Instructions for the task
Say how many lines in the following entries include "Espace", and add nothing else.

** Opening Record set block **

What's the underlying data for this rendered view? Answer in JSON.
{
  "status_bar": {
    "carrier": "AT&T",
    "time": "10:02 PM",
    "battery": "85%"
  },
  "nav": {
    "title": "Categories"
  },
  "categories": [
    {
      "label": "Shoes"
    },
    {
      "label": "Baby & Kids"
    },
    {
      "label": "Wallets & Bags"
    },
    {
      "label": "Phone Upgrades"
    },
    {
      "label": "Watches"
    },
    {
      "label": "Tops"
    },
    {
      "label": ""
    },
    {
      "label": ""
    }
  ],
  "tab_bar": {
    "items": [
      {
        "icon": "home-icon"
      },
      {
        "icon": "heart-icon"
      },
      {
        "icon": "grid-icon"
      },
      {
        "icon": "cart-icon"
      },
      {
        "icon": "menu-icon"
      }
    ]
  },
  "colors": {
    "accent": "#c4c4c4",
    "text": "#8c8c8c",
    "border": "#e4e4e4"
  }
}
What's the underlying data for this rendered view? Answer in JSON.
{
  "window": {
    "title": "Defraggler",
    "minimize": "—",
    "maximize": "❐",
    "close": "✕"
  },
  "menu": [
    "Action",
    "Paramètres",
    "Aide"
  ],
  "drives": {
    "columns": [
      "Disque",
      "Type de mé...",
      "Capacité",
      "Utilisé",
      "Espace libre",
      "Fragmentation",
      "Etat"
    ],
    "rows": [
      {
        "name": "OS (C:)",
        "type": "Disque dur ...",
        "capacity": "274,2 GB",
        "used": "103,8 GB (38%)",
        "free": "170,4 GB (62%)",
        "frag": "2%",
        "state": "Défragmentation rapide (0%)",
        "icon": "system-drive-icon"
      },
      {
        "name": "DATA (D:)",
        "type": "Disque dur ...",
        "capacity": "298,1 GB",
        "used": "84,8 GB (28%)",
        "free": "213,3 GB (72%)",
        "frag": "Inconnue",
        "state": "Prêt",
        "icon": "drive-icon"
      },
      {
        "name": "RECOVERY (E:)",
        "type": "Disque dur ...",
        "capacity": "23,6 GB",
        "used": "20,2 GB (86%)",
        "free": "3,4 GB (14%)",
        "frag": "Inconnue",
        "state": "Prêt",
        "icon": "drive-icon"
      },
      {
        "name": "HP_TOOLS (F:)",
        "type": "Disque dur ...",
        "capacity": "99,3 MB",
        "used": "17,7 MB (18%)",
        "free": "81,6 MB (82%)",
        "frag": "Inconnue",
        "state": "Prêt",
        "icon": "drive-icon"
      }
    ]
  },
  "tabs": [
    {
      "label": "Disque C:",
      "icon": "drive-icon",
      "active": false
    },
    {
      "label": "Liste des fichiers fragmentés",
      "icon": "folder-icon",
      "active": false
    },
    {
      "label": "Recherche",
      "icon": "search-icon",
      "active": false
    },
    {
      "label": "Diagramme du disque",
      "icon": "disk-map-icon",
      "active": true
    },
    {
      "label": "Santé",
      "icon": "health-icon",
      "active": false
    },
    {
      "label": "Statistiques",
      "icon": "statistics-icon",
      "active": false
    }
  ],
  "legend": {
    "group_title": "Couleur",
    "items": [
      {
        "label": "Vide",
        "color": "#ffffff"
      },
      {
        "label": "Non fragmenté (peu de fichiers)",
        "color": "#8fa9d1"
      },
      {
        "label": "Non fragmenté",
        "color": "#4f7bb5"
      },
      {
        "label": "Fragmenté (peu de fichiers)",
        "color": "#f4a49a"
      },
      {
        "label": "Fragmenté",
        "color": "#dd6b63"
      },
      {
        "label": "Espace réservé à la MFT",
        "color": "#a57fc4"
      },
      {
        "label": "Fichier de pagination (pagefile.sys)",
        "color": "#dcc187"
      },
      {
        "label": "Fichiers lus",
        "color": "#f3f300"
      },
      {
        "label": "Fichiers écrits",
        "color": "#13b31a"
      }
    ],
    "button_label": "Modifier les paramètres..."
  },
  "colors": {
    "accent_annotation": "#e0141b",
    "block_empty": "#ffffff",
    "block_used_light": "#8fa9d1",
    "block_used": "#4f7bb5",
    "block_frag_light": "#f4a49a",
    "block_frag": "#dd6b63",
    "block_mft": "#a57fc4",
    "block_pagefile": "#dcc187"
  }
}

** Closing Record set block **

Task response
2